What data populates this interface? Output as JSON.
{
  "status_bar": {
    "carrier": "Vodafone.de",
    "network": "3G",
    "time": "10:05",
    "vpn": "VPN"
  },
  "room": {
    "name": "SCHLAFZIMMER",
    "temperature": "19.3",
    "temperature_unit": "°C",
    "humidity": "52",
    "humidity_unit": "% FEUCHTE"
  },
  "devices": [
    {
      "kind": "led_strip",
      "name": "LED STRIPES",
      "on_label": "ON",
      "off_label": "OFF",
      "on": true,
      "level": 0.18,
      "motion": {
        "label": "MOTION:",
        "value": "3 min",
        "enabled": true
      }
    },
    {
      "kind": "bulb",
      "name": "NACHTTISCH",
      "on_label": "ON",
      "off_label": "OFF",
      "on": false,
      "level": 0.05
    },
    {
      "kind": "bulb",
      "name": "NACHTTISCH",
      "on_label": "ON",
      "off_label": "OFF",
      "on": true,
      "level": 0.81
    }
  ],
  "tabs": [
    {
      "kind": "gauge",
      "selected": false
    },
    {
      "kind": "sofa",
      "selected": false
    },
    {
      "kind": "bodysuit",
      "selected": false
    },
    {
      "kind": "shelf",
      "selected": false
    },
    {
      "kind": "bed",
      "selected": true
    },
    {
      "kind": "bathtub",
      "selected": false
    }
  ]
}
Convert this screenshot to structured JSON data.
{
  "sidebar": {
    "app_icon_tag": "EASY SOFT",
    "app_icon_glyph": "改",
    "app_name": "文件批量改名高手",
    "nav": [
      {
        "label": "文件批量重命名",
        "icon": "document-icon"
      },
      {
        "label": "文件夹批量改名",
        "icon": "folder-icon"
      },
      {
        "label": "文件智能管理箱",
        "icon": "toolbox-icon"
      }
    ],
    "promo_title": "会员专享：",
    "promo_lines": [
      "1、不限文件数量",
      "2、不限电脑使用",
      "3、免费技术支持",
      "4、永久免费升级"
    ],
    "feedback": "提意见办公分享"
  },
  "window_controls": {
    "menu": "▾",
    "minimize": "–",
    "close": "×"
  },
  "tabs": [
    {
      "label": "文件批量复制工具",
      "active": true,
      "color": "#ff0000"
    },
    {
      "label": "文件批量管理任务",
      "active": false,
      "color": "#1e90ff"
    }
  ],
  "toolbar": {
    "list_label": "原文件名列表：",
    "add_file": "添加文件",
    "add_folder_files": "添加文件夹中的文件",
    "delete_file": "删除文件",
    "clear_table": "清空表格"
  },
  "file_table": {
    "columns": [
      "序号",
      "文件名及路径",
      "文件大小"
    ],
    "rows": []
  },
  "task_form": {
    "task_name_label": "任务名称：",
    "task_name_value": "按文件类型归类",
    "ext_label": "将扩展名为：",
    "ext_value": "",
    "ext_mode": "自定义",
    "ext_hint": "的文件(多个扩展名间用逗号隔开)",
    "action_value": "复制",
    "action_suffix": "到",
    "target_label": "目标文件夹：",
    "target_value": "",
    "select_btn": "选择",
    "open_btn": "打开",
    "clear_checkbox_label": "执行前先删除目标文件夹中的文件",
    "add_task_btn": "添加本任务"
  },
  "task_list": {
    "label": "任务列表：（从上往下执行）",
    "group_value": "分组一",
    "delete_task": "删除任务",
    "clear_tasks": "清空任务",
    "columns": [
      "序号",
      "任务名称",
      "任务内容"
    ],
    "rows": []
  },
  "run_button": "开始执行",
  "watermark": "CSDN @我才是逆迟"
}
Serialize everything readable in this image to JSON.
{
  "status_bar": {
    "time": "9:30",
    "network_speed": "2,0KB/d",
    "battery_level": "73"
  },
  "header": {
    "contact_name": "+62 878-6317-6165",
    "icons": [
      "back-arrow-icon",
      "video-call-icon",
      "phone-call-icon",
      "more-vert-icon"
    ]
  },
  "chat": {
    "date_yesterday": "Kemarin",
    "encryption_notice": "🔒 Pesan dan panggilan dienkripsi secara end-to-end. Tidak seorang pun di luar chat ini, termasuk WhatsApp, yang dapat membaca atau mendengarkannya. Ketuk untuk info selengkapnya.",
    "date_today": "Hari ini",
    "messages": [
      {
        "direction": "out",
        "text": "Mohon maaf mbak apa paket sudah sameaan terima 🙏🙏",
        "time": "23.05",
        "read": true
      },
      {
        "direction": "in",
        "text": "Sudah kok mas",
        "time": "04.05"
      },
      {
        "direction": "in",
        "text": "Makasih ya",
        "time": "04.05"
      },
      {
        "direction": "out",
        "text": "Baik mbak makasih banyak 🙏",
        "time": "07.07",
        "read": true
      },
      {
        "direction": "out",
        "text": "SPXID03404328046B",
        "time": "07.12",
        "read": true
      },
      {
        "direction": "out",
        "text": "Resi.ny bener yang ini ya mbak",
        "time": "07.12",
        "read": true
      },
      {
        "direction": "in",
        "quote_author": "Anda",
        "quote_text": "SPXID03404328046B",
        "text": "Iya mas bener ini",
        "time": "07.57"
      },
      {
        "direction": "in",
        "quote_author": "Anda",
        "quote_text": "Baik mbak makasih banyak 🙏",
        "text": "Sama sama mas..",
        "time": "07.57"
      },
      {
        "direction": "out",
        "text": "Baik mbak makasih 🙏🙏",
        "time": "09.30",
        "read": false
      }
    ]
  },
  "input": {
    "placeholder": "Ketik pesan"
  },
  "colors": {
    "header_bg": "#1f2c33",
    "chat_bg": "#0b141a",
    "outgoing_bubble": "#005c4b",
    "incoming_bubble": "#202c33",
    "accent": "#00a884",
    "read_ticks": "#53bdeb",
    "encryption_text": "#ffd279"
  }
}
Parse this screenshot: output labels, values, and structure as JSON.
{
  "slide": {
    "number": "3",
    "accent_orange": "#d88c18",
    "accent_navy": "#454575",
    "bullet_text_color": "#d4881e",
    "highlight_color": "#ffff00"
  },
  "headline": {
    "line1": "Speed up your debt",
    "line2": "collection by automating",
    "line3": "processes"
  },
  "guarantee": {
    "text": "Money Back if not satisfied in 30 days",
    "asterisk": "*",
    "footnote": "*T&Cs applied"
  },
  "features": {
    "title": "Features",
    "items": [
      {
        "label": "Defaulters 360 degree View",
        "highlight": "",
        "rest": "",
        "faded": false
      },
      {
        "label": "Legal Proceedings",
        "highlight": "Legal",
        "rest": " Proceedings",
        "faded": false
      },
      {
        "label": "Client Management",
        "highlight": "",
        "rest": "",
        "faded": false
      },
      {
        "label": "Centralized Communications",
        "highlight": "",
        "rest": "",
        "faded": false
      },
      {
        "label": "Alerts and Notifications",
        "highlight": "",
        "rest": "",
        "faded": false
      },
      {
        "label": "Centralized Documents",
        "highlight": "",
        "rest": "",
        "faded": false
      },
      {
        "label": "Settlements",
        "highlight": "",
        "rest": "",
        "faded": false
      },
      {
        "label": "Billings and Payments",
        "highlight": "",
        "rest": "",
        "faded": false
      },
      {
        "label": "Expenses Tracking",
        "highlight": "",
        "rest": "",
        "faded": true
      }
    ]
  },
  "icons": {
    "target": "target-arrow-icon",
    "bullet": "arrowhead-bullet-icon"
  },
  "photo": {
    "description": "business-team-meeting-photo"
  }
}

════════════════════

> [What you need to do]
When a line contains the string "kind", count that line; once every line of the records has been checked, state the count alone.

> [Task output]
9